What this task involves: For this task, copy all of the data below exactly and skip the pictures.

Provided data:
BEGIN
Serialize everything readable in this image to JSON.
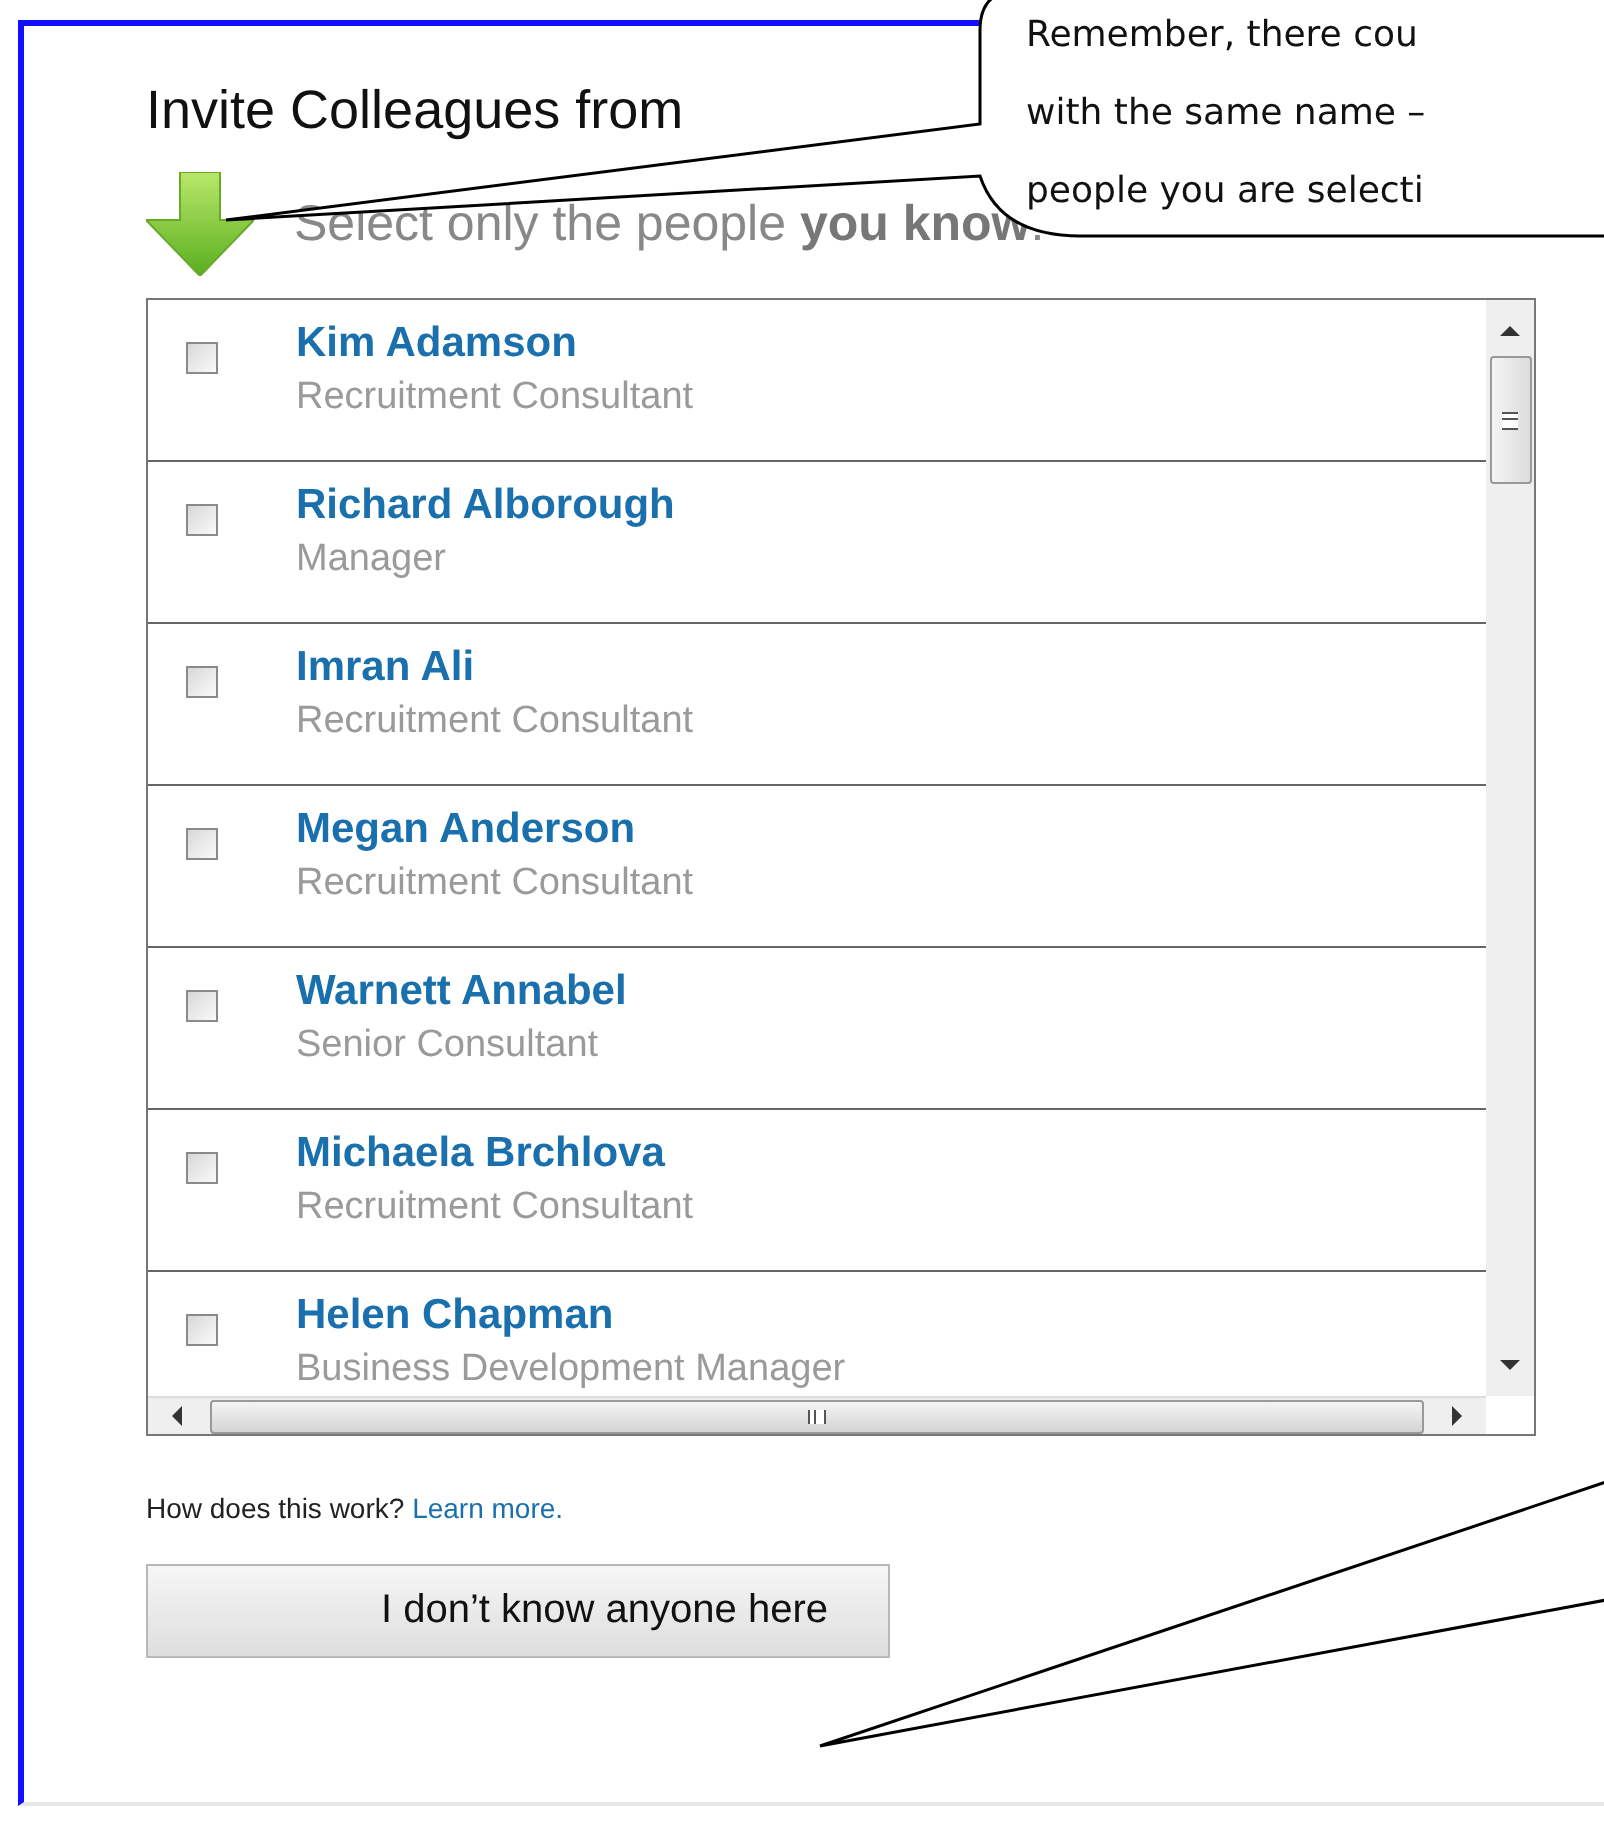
{
  "title": "Invite Colleagues from",
  "instruction": "Select only the people **you know**:",
  "people": [
    {
      "name": "Kim Adamson",
      "role": "Recruitment Consultant",
      "checked": false
    },
    {
      "name": "Richard Alborough",
      "role": "Manager",
      "checked": false
    },
    {
      "name": "Imran Ali",
      "role": "Recruitment Consultant",
      "checked": false
    },
    {
      "name": "Megan Anderson",
      "role": "Recruitment Consultant",
      "checked": false
    },
    {
      "name": "Warnett Annabel",
      "role": "Senior Consultant",
      "checked": false
    },
    {
      "name": "Michaela Brchlova",
      "role": "Recruitment Consultant",
      "checked": false
    },
    {
      "name": "Helen Chapman",
      "role": "Business Development Manager",
      "checked": false
    }
  ],
  "help": {
    "question": "How does this work?",
    "link": "Learn more."
  },
  "button": "I don’t know anyone here",
  "callout": {
    "lines": [
      "Remember, there cou",
      "with the same name –",
      "people you are selecti"
    ]
  }
}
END
Finished exercise:
Serialize everything readable in this image to JSON.
{
  "title": "Invite Colleagues from",
  "instruction": "Select only the people **you know**:",
  "people": [
    {
      "name": "Kim Adamson",
      "role": "Recruitment Consultant",
      "checked": false
    },
    {
      "name": "Richard Alborough",
      "role": "Manager",
      "checked": false
    },
    {
      "name": "Imran Ali",
      "role": "Recruitment Consultant",
      "checked": false
    },
    {
      "name": "Megan Anderson",
      "role": "Recruitment Consultant",
      "checked": false
    },
    {
      "name": "Warnett Annabel",
      "role": "Senior Consultant",
      "checked": false
    },
    {
      "name": "Michaela Brchlova",
      "role": "Recruitment Consultant",
      "checked": false
    },
    {
      "name": "Helen Chapman",
      "role": "Business Development Manager",
      "checked": false
    }
  ],
  "help": {
    "question": "How does this work?",
    "link": "Learn more."
  },
  "button": "I don’t know anyone here",
  "callout": {
    "lines": [
      "Remember, there cou",
      "with the same name –",
      "people you are selecti"
    ]
  }
}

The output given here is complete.